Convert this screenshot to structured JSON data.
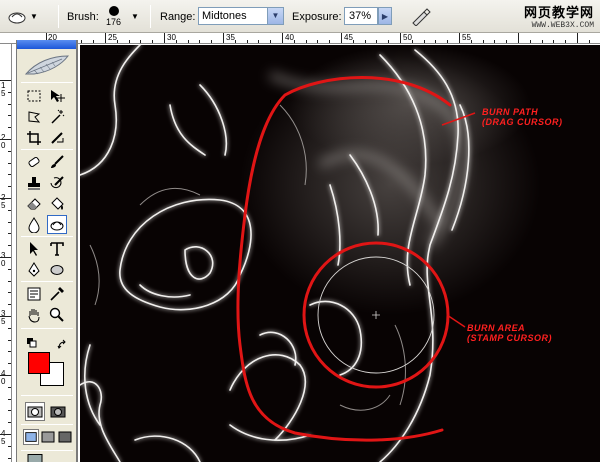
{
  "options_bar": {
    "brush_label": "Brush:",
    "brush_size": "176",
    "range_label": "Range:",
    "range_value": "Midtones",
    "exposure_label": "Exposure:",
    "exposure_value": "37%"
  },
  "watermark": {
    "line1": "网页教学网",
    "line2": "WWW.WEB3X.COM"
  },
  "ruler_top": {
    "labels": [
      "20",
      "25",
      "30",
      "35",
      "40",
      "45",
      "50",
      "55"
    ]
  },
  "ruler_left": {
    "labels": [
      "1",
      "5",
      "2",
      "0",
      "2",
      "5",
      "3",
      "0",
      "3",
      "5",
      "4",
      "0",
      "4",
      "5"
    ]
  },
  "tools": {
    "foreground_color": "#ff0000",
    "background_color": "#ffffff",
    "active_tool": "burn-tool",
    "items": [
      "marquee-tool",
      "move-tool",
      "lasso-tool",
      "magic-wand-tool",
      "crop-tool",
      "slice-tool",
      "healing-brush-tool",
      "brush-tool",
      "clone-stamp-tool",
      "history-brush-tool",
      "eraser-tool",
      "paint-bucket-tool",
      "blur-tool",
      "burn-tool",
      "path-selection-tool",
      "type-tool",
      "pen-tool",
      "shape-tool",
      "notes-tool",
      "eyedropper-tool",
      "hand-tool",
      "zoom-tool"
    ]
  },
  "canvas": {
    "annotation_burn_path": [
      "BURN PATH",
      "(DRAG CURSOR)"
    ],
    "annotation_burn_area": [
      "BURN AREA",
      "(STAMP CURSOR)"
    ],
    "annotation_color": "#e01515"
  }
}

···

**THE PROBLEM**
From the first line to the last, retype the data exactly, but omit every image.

**EXPECTED ANSWER**
Convert this screenshot to structured JSON data.
{
  "options_bar": {
    "brush_label": "Brush:",
    "brush_size": "176",
    "range_label": "Range:",
    "range_value": "Midtones",
    "exposure_label": "Exposure:",
    "exposure_value": "37%"
  },
  "watermark": {
    "line1": "网页教学网",
    "line2": "WWW.WEB3X.COM"
  },
  "ruler_top": {
    "labels": [
      "20",
      "25",
      "30",
      "35",
      "40",
      "45",
      "50",
      "55"
    ]
  },
  "ruler_left": {
    "labels": [
      "1",
      "5",
      "2",
      "0",
      "2",
      "5",
      "3",
      "0",
      "3",
      "5",
      "4",
      "0",
      "4",
      "5"
    ]
  },
  "tools": {
    "foreground_color": "#ff0000",
    "background_color": "#ffffff",
    "active_tool": "burn-tool",
    "items": [
      "marquee-tool",
      "move-tool",
      "lasso-tool",
      "magic-wand-tool",
      "crop-tool",
      "slice-tool",
      "healing-brush-tool",
      "brush-tool",
      "clone-stamp-tool",
      "history-brush-tool",
      "eraser-tool",
      "paint-bucket-tool",
      "blur-tool",
      "burn-tool",
      "path-selection-tool",
      "type-tool",
      "pen-tool",
      "shape-tool",
      "notes-tool",
      "eyedropper-tool",
      "hand-tool",
      "zoom-tool"
    ]
  },
  "canvas": {
    "annotation_burn_path": [
      "BURN PATH",
      "(DRAG CURSOR)"
    ],
    "annotation_burn_area": [
      "BURN AREA",
      "(STAMP CURSOR)"
    ],
    "annotation_color": "#e01515"
  }
}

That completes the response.